After a reasonable mourning period,  we need to  pick ourselves up  and  move ahead  with renewed determination  as well as wisdom  from the experience. In John Dryden’s poem Johnnie Armstrong  last good night  he writes:  “Fight on my merry men all,  I’m a little wounded, but I’m not slain.  I will lay me down for to bleed a while,  then all rise and fight with you again.” Rise up, pull yourself together and renew the battle with wisdom from the experience you have not had before. Be strong and fight on.







Dr Stanley Brodsky and Dr. Michael P. Griffin PhD from the University of Alabama published an article “When Jurors Nod” that’s worth thinking about. the authors note that the attention of attorneys to a juror is captured when jurors nod their heads. We assume it means agreement  with us.  When an attorney or  witnesses testify, there are often people on the jury nod their heads up and down, some rapidly and some with barely visible movement of the head. The inclination is to assume that they are affirming the worth of what is being said. The articles generally confirms that is the case with some reservations.

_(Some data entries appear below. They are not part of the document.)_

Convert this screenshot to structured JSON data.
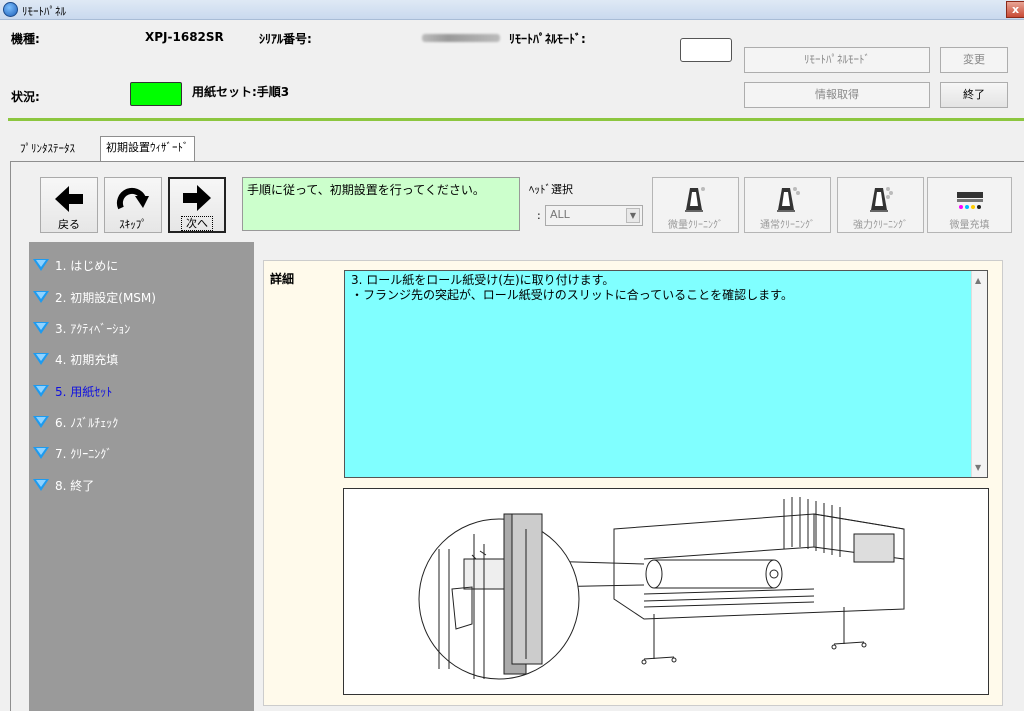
{
  "window": {
    "title": "ﾘﾓｰﾄﾊﾟﾈﾙ",
    "close_glyph": "x"
  },
  "header": {
    "model_label": "機種:",
    "model_value": "XPJ-1682SR",
    "serial_label": "ｼﾘｱﾙ番号:",
    "remote_mode_label": "ﾘﾓｰﾄﾊﾟﾈﾙﾓｰﾄﾞ:",
    "status_label": "状況:",
    "status_text": "用紙セット:手順3",
    "status_color": "#00ff00"
  },
  "top_buttons": {
    "remote_mode": "ﾘﾓｰﾄﾊﾟﾈﾙﾓｰﾄﾞ",
    "change": "変更",
    "get_info": "情報取得",
    "exit": "終了"
  },
  "tabs": [
    {
      "label": "ﾌﾟﾘﾝﾀｽﾃｰﾀｽ",
      "active": false
    },
    {
      "label": "初期設置ｳｨｻﾞｰﾄﾞ",
      "active": true
    }
  ],
  "nav": {
    "back": "戻る",
    "skip": "ｽｷｯﾌﾟ",
    "next": "次へ"
  },
  "instruction": "手順に従って、初期設置を行ってください。",
  "head_select": {
    "label": "ﾍｯﾄﾞ選択",
    "colon": ":",
    "value": "ALL"
  },
  "cleaning_buttons": [
    "微量ｸﾘｰﾆﾝｸﾞ",
    "通常ｸﾘｰﾆﾝｸﾞ",
    "強力ｸﾘｰﾆﾝｸﾞ",
    "微量充填"
  ],
  "steps": [
    {
      "label": "1. はじめに",
      "current": false
    },
    {
      "label": "2. 初期設定(MSM)",
      "current": false
    },
    {
      "label": "3. ｱｸﾃｨﾍﾞｰｼｮﾝ",
      "current": false
    },
    {
      "label": "4. 初期充填",
      "current": false
    },
    {
      "label": "5. 用紙ｾｯﾄ",
      "current": true
    },
    {
      "label": "6. ﾉｽﾞﾙﾁｪｯｸ",
      "current": false
    },
    {
      "label": "7. ｸﾘｰﾆﾝｸﾞ",
      "current": false
    },
    {
      "label": "8. 終了",
      "current": false
    }
  ],
  "detail": {
    "label": "詳細",
    "line1": "3. ロール紙をロール紙受け(左)に取り付けます。",
    "line2": "・フランジ先の突起が、ロール紙受けのスリットに合っていることを確認します。"
  },
  "colors": {
    "accent_green": "#8cc63f",
    "step_current": "#1010e0",
    "sidebar": "#9a9a9a",
    "detail_bg": "#80ffff"
  }
}
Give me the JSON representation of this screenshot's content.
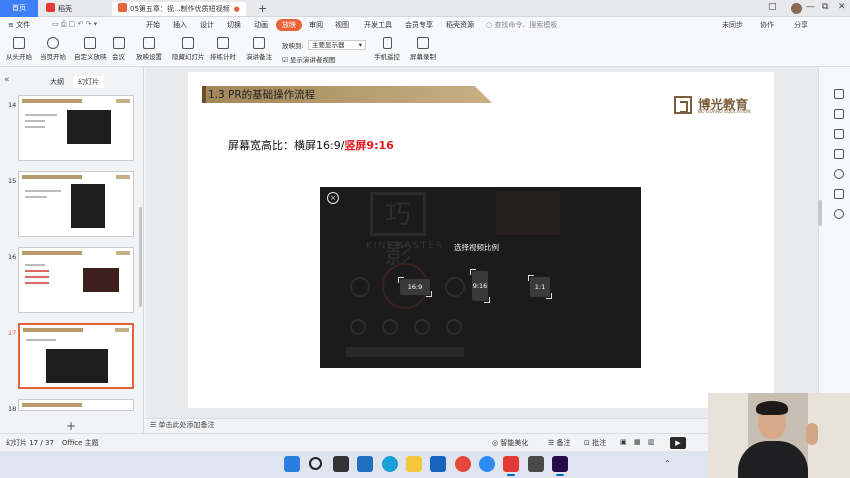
{
  "window": {
    "tabs": [
      {
        "label": "首页"
      },
      {
        "label": "稻壳"
      },
      {
        "label": "05第五章：视...制作优质短视频"
      }
    ],
    "new_tab": "+",
    "controls": [
      "□",
      "—",
      "⧉",
      "✕"
    ]
  },
  "menu": {
    "file": "≡ 文件",
    "items": [
      "开始",
      "插入",
      "设计",
      "切换",
      "动画",
      "放映",
      "审阅",
      "视图",
      "开发工具",
      "会员专享",
      "稻壳资源"
    ],
    "active": "放映",
    "search_placeholder": "查找命令、搜索模板",
    "right": [
      "未同步",
      "协作",
      "分享"
    ]
  },
  "toolbar": {
    "buttons": [
      "从头开始",
      "当页开始",
      "自定义放映",
      "会议",
      "放映设置",
      "隐藏幻灯片",
      "排练计时",
      "演讲备注",
      "手机遥控",
      "屏幕录制"
    ],
    "play_to_label": "放映到:",
    "play_to_value": "主要显示器",
    "presenter_view": "显示演讲者视图"
  },
  "left_panel": {
    "tabs": [
      "大纲",
      "幻灯片"
    ],
    "active_tab": "幻灯片",
    "slide_numbers": [
      "14",
      "15",
      "16",
      "17",
      "18"
    ],
    "active_slide": "17",
    "add_button": "+"
  },
  "slide": {
    "title": "1.3 PR的基础操作流程",
    "brand_name": "博光教育",
    "brand_en": "BO GUANG EDUCATION",
    "ratio_prefix": "屏幕宽高比：横屏16:9/",
    "ratio_highlight": "竖屏9:16",
    "video": {
      "ghost_logo": "巧影",
      "ghost_word": "KINEMASTER",
      "prompt": "选择视频比例",
      "options": [
        "16:9",
        "9:16",
        "1:1"
      ],
      "close_icon": "×"
    }
  },
  "notes": {
    "placeholder": "单击此处添加备注"
  },
  "status": {
    "slide_counter": "幻灯片 17 / 37",
    "theme": "Office 主题",
    "smart_beautify": "智能美化",
    "notes": "备注",
    "comments": "批注"
  },
  "colors": {
    "accent": "#e8633a",
    "title_bar": "#b89a6a",
    "red_text": "#e0181e",
    "brand": "#7b5e3b"
  }
}
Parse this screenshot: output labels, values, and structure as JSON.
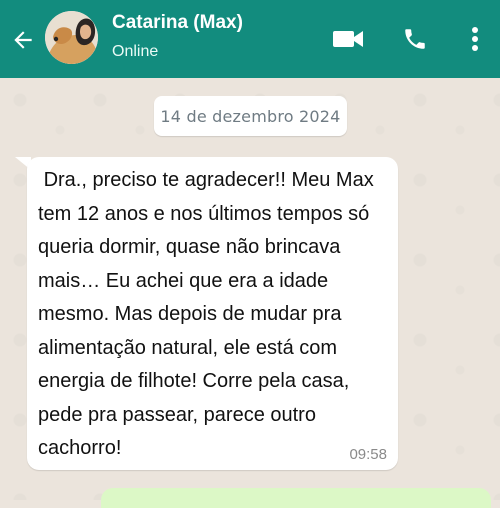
{
  "header": {
    "contact_name": "Catarina (Max)",
    "status": "Online",
    "background_color": "#128c7e",
    "icons": [
      "back-arrow-icon",
      "avatar",
      "video-call-icon",
      "phone-icon",
      "more-options-icon"
    ]
  },
  "chat": {
    "date": "14 de dezembro 2024",
    "messages": [
      {
        "text": " Dra., preciso te agradecer!! Meu Max\ntem 12 anos e nos últimos tempos só\nqueria dormir, quase não brincava\nmais… Eu achei que era a idade\nmesmo. Mas depois de mudar pra\nalimentação natural, ele está com\nenergia de filhote! Corre pela casa,\npede pra passear, parece outro\ncachorro!",
        "time": "09:58"
      }
    ]
  }
}
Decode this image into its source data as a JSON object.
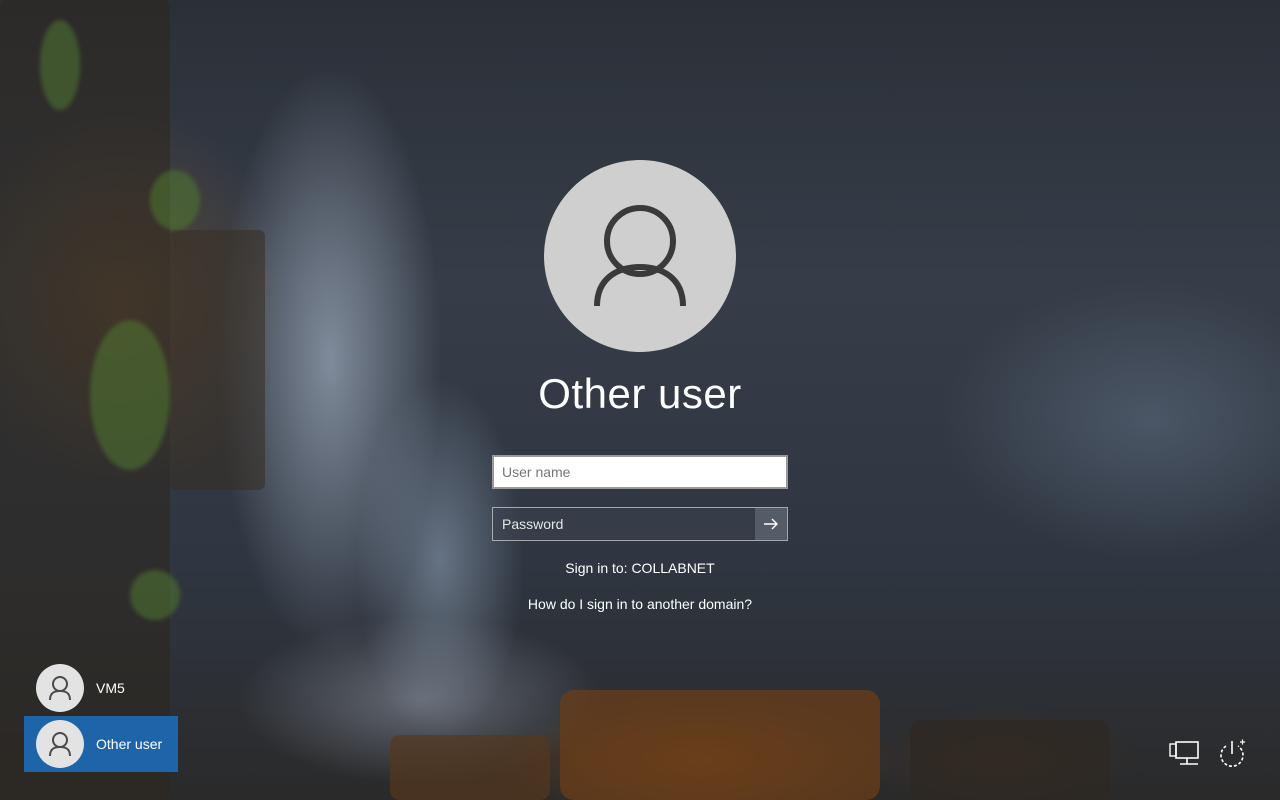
{
  "login": {
    "user_title": "Other user",
    "username_placeholder": "User name",
    "password_placeholder": "Password",
    "sign_in_to": "Sign in to: COLLABNET",
    "domain_help": "How do I sign in to another domain?"
  },
  "users": [
    {
      "name": "VM5",
      "selected": false
    },
    {
      "name": "Other user",
      "selected": true
    }
  ],
  "icons": {
    "avatar": "person-icon",
    "submit": "arrow-right-icon",
    "network": "network-icon",
    "power": "power-icon"
  },
  "colors": {
    "selected_user": "#1e64a8",
    "avatar_bg": "#cfcfcf"
  }
}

Previous studies about this have included that this may involve a cultural habit or an indication that the person wants you to know you are being heard. In addition it can be an expression of a positive affirmation. However the authors conclude  that there are at least four interpretations possible when jurors nod their heads:

  1. the jurors are expressing agreement with the statements being  made.
  2. the jurors are indicating they are paying attention,
  3. the juror are indicating that they are personally present like a school child might say” here.”
  4. The nodding is a personal habit without any particular significance.

The authors conducted a study involving some 244 undergraduate students. This research indicated that in general, as we might expect, the nodding indicated an agreement with what was being said. However the authors caution against not assuming it always indicates agreement.

My own unscientific experience is there is another possibility. I have learned  that a juror who smiles at the lawyer  and nods at what is being said may be communicating something else. They have concluded that lawyer’s side should lose, but they like the lawyer. So, they smile and nod as if to say “I like you. I want you to know that I am voting against your case, but not because I don’t like you.” Just as crossed arms may not mean they are rejecting what you are saying, but instead is a comfortable position for their arms, we should be cautious about reading too much into non verball conduct. But, I confess, I’d rather have a jury nodding agreement than not or nodding the negative way.